posted on September 11, 2012 08:14
The convention gave President Obama a surge (possibly short-lived) in polls and fundraising. But he’s got another edge that won’t be short-lived: a “fired up and ready to go” ground game and the technology to make it go.
The Obama campaign has spent years and millions upon millions of dollars building it. They have honed the technology. They use social media to forge, direct and motivate a truly awesome ground game. And they are way ahead of the Republicans
The Obama campaign knows how to measure results. In a call to convention-goers who couldn’t get into Obama’s speech last week, the campaign manager said daily reports in the Chicago headquarters show North Carolina “blows the doors off” in calls and contacts made each day.
One boost from the convention: an army of excited and enthusiastic volunteers – especially in North Carolina and Virginia.
This is new politics. It didn’t exist at this level of sophistication four years ago. It’s not as evident as the dueling TV ads. It is below the vision – and beyond the grasp – of even the best political reporters.
Those reporters often cite one number to show how hard it will be for Obama to carry North Carolina: 14,000 – his margin in 2008. But that works the other way, too. There are 100,000 Hispanic voters in North Carolina. There are more than 100,000 new African-American voters who can be brought to the polls. There are tens of thousands of college students.
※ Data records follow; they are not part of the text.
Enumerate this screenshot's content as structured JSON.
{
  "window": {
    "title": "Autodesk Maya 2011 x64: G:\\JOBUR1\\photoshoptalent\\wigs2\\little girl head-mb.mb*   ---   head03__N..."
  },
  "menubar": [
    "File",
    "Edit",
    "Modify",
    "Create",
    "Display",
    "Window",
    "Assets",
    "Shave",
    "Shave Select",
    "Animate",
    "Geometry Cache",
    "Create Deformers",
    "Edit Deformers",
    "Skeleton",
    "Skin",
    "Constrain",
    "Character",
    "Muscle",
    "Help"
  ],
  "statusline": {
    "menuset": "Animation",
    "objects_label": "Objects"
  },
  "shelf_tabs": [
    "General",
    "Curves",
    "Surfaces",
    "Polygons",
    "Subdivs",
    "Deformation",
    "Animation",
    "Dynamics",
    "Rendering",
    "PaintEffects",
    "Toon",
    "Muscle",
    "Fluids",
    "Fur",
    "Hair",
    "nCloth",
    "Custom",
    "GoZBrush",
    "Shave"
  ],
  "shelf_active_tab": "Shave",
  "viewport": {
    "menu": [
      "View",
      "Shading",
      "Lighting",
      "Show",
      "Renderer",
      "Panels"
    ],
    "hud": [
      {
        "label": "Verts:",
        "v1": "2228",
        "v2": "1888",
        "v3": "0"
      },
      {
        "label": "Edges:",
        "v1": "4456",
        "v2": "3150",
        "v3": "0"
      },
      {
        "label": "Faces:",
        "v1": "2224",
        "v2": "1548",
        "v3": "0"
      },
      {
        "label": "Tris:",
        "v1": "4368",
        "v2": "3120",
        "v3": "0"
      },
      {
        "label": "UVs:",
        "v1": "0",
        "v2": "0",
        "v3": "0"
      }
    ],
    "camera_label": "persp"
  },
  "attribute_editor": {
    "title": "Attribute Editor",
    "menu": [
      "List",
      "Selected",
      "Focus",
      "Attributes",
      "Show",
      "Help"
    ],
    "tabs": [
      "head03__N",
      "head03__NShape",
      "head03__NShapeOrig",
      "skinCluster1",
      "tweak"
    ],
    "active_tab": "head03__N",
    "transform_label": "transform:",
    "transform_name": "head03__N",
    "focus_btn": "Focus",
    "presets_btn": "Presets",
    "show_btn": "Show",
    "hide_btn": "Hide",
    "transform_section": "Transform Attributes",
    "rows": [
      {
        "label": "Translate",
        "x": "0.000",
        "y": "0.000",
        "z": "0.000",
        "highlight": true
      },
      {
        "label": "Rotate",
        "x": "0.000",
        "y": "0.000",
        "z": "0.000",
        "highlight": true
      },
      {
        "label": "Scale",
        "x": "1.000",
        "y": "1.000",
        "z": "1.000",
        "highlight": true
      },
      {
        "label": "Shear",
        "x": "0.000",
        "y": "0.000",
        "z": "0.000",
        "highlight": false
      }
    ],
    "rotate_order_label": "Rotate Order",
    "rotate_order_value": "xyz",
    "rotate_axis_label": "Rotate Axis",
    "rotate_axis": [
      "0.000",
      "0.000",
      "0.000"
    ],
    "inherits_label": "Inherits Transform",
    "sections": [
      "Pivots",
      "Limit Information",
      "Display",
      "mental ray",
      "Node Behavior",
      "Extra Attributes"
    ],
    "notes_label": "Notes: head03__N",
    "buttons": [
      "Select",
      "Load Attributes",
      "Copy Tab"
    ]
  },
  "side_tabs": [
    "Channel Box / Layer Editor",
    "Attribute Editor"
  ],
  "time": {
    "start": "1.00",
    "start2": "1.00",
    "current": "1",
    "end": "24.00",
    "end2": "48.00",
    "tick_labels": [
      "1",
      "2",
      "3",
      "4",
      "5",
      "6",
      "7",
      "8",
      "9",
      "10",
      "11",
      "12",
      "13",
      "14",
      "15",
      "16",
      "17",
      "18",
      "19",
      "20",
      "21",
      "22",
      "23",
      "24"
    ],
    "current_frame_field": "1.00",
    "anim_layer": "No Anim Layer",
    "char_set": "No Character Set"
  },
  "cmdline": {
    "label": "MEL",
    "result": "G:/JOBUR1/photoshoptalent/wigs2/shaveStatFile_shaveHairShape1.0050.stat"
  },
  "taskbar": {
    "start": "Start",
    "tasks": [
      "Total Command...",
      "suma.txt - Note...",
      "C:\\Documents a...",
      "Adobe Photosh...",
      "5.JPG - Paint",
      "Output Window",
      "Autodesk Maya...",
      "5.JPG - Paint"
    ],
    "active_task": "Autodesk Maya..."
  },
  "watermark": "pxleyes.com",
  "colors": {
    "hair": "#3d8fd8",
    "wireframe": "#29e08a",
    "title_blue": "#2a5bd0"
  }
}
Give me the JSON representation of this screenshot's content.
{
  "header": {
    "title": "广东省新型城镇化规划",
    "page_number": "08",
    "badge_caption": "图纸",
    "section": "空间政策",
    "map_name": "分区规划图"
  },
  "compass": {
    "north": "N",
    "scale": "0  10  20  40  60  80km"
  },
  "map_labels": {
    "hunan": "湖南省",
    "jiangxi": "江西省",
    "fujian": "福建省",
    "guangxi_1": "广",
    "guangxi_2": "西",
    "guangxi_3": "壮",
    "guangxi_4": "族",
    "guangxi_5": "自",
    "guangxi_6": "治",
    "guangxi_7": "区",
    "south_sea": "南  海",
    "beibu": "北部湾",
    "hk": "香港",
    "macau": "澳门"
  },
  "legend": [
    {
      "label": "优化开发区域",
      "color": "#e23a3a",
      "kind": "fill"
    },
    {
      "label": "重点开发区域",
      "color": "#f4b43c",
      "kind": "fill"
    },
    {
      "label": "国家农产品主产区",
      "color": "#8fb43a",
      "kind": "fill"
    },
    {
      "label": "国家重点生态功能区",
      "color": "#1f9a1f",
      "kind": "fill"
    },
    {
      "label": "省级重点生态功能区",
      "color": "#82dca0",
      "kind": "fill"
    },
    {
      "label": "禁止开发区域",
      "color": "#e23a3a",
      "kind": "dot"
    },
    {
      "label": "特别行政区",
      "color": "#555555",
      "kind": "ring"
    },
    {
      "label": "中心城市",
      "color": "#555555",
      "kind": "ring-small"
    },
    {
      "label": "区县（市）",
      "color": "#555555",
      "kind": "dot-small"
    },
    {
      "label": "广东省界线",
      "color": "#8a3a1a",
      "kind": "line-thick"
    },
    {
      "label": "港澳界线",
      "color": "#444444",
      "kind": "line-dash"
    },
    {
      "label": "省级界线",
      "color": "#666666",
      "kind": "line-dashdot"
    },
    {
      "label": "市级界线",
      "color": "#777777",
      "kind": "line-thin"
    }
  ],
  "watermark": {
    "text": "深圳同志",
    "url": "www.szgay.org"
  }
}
If they turn out, Obama could win by a lot more than 14,000.
For all the focus on conventions, debates, superPACs and negative ads, the real dynamic that decides this race could be what’s happening in phone banks, Twitter feeds and voter turnout work.